In the Bucknell Org Theory 09′ blog, Geoff wrote about Facebook in his post The Facebook Effect and I couldn’t disagree more with so much about this post. The crux of his argument is that Facebook and Twitter are “fulfilling fantasies of subscribers” in the same way that a virtual world would, this is so very wrong.
His first paragraph I do agree with, he states that subscribers of virtual worlds, such as World Of Warcraft and Second Life, to create “Second-Personalities” and escape the real world. I believe this is very true, and even I was once bit by the MMO bug and played these games to forget about my problems for a couple hours a day. In his next paragraph, however, it all starts to go wrong.
Geoff states that these virtual worlds have (in 2009) started to take a new shape in the form of social media sites such as Facebook and Twitter. I would argue that people don’t go on Facebook to emerse themselves in a world that is not their own and become someone they are not, they do it to learn more about their world and use it as an extension of who they are. You see what your friends are up to and tell friends what you are up to. You use social media communicate with people who you couldn’t due to physical boundaries and you don’t interact with people that you haven’t already had an in-person conversation with.
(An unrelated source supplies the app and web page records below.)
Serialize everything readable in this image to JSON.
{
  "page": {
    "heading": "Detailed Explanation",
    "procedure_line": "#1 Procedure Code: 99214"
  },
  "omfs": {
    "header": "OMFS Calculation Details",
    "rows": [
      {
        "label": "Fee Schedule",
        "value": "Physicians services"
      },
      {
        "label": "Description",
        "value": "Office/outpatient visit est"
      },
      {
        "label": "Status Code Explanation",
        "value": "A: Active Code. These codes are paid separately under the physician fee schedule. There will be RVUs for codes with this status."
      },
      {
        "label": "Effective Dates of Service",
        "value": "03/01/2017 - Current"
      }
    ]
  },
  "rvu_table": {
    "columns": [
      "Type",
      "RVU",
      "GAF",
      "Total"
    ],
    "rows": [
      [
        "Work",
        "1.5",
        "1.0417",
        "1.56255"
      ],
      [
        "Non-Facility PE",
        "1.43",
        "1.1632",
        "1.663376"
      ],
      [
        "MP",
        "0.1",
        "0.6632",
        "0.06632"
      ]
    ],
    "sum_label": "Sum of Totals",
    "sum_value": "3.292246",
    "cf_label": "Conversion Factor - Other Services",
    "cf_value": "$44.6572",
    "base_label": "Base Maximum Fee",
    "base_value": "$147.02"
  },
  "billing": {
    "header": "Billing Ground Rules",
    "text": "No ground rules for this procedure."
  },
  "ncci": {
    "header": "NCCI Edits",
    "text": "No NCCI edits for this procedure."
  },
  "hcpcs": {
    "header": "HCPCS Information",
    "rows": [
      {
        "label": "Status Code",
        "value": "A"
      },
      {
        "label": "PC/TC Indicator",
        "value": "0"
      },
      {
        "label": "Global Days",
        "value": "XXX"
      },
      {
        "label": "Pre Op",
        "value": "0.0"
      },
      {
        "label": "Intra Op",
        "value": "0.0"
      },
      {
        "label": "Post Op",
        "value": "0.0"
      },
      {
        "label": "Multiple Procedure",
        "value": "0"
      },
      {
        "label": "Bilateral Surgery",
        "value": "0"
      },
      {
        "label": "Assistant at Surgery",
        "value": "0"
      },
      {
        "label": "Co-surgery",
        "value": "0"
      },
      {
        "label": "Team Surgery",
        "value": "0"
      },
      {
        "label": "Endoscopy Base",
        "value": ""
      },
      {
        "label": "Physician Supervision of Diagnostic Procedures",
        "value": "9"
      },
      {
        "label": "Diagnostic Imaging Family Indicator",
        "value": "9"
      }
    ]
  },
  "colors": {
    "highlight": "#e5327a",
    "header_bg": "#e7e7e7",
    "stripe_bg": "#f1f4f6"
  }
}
Geoff also uses the comparison that people get addicted to Facebook in the same way that they get addicted to MMO games. It is true that some people may spend more time on Facebook than they should (and it is definitely true that they spend more time playing MMO games than they should) but spending an extra hour looking at pictures your friends took while they are abroad is actually useful to your real life, as opposed to spending an hour trying to down a dungeon boss, when you see your friend at a party, you can ask him how cool it was to see that lion in Africa. These social media sites are not virtual worlds to escape too, they are online tools that enhance your real world.